As you can see, the image is visible under the paint. You can stop here and use the tag as it is or if you want to do more, you can highlight the details with gel pens. Black and white colors work best.

Thanks for visiting.

Saturday, November 16, 2013

A Bug's Life

This week's challenge at I am the Diva czt is to tangle a tile around a bug. I decided to tangle and place my bug on that most natural of tiles, a leaf. Early in the fall season, I had collected several leaves. I had coated them with mod-podge and packed them in a ziploc bag. This kept them from drying out and also made the surface smooth for drawing. I used a calligraphy pen and acrylic ink to draw the fine line/vein of the leaf. I drew the dragonfly with white gel pen.

Thank you for stopping by.

Friday, November 8, 2013

Leaf Art in Autumn

The leaves are falling with abandon covering the ground in riotous colors. As I feel their soft skin, they seem to be calling out "Take me with you. I am not ready to be raked away or sucked up". How can I resist? So, I bring some home with no idea of what I was going to do. I put them in a large ziploc bag so that they would not dry up while I decided how to immortalize them. The large maple leaves turning into this mouthwatering chocolate color were perfect canvases to doodle and to cut designs. So, every night I worked on one leaf without any prior planning, simply letting the leaves speak to me. The technique is very simple, tools are minimal and in short time one can produce a work of art.

For doodling on the leaves, I used a white gel pen. These are non-permanent and if you make a mistake or don't like the design, you can wash it off and start all over again. You can also apply a thin coat modge-podge over the doodle to seal it. To keep it from drying out, put in a ziploc bag. It will stay soft and supple for quite a while.

For cut out, I used a basic exacto knife. I lightly drew the lines first with a while gel pend and cut around the lines. Again, I sealed the leaf with modge-podge after the basic design has been cut.

Thanks for visiting.

Saturday, November 2, 2013

I am the Diva Zentangle Challenge: Comfort/Danger Zone

The Challenge at I am the Diva this week is to find one's comfort zone and then move to danger zone. My comfort zone is creating ZIA. The danger for me is using an unusual material to create the ZIA with a single pattern used repetitively. At some point though, both zones became one and the same.

I used a maple leaf that had fallen on the ground and turning into this beautiful brown color with a hint of gold here and there. I used a white gel pen to draw the tangle.
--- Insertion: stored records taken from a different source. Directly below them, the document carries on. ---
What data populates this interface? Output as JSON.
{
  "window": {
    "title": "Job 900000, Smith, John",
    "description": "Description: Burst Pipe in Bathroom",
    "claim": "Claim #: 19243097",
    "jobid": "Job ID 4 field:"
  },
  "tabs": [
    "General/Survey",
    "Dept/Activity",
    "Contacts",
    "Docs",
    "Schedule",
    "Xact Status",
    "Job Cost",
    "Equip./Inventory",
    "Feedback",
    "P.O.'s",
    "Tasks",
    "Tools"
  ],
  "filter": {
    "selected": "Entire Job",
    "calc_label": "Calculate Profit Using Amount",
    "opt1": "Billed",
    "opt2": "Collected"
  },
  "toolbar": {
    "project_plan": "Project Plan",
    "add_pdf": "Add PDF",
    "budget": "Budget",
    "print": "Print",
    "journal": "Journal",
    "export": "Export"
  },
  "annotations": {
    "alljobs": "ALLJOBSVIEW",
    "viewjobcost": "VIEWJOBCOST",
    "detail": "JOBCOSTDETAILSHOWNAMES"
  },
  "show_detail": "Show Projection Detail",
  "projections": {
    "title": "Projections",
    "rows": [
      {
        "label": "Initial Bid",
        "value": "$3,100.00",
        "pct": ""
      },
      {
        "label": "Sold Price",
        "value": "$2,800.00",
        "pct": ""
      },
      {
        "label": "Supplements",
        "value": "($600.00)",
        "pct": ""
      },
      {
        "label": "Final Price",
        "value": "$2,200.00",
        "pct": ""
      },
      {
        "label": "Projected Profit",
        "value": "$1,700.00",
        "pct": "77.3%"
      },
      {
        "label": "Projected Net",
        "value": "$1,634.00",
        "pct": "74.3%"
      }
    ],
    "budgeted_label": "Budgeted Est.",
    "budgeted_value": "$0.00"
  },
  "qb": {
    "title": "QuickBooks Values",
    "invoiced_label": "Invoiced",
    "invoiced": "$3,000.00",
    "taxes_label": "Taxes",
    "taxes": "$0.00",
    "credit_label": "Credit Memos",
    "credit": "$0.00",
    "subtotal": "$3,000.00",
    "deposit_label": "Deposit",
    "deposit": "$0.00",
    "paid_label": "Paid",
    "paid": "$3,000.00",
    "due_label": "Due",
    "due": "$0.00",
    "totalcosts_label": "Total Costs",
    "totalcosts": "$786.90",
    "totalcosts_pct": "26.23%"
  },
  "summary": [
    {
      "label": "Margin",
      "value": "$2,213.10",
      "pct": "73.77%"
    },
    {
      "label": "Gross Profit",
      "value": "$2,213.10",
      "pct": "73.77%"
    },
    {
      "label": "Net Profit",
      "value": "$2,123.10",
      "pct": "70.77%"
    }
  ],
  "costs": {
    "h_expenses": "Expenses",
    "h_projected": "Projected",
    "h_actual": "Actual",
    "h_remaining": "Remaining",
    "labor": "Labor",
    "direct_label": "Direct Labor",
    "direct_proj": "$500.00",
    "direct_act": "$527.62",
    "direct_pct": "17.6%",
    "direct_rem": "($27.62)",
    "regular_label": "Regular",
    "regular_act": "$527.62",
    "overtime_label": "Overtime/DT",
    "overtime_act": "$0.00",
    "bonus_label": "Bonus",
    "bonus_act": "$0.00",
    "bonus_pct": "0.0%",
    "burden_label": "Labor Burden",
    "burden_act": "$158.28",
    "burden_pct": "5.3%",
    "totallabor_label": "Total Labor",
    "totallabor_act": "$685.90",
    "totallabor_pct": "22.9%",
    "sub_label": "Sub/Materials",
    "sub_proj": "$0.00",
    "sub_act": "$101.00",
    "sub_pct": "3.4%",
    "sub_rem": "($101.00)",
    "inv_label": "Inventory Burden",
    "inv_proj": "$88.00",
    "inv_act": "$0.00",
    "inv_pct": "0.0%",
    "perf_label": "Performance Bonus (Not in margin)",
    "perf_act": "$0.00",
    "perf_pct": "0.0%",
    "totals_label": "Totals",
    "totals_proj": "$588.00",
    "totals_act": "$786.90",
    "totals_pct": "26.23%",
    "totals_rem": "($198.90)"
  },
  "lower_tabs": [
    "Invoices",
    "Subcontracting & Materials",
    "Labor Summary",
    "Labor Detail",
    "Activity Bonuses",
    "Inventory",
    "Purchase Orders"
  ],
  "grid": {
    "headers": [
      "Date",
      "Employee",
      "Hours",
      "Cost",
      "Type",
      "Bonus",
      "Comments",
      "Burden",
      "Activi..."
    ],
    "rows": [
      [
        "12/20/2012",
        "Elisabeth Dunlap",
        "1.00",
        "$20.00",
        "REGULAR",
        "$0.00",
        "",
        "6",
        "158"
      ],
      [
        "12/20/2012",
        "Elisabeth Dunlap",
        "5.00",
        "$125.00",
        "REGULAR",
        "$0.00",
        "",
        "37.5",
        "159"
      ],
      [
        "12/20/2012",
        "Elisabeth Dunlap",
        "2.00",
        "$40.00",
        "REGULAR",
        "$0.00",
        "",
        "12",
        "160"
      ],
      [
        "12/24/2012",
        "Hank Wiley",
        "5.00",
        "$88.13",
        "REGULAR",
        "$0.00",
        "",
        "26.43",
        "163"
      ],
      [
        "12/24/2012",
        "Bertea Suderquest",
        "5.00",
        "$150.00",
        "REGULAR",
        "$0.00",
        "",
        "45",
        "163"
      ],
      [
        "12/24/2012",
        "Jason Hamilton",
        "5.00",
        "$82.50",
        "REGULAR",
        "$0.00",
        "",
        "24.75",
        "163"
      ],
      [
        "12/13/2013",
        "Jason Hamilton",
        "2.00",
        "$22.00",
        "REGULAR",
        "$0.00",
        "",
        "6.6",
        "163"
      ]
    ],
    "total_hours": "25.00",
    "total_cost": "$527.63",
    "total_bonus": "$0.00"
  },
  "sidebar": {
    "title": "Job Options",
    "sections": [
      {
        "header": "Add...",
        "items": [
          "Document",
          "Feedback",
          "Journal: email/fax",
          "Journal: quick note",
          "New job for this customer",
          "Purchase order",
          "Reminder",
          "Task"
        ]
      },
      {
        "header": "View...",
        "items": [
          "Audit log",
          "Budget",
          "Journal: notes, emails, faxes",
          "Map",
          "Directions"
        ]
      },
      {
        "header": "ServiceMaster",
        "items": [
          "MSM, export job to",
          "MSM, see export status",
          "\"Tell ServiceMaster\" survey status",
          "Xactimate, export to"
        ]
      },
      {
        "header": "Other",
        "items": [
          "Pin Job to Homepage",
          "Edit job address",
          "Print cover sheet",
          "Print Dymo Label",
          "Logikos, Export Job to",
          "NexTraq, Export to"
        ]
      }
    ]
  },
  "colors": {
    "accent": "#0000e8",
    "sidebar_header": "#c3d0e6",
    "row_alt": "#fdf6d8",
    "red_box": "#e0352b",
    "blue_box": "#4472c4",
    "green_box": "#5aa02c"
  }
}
Thanks for visiting.

Streets of Chennai: Sunday Morning at Barnaby Road, Kilpauk

Familiar Sight: Intersection of Truck and Motorcycle !

Offering Prayers from Outside: Padala Amman Temple

Vehicles Parked Outside the Temple

These photos were taken on a Sunday morning around 9 0' clock when the traffic was still light. It is still awesome to see how pedestrians, four-legged creatures, two-wheelers, auto rickshaws and trucks navigate their way on this busy intersection. There are really no traffic lights or pedestrian crossings here. Just everything and everyone following their own internal GPS!

Thanks for visiting.

Friday, October 18, 2013

Challenge #140: Monotangle Pointillism

This week's challenge at I am the Diva czt is to create a monotangle with tiny dots. I did not exactly do a tile. But, I love using dots in my art. It is actually very calming to do. The one above is my signature sari art done with Indian silk, watercolor and of course, dots.

The one below is more elaborate  with lots of dots, bindis and swarovski crystals.

Thanks for visiting.

Wednesday, September 11, 2013

Attracting Backyard Birds

Yellow Finch Munching Coneflower Seedpod

Ever since I found out that coneflower seedpods attract finches I stopped deadheading them. Now every fall yellow finches visit my yard to feast on these pods. The pictures are not sharp because I took these pictures from inside the living room through the glass window. Otherwise, the finches would have flown away at the slightest disturbance.

Thanks for visiting.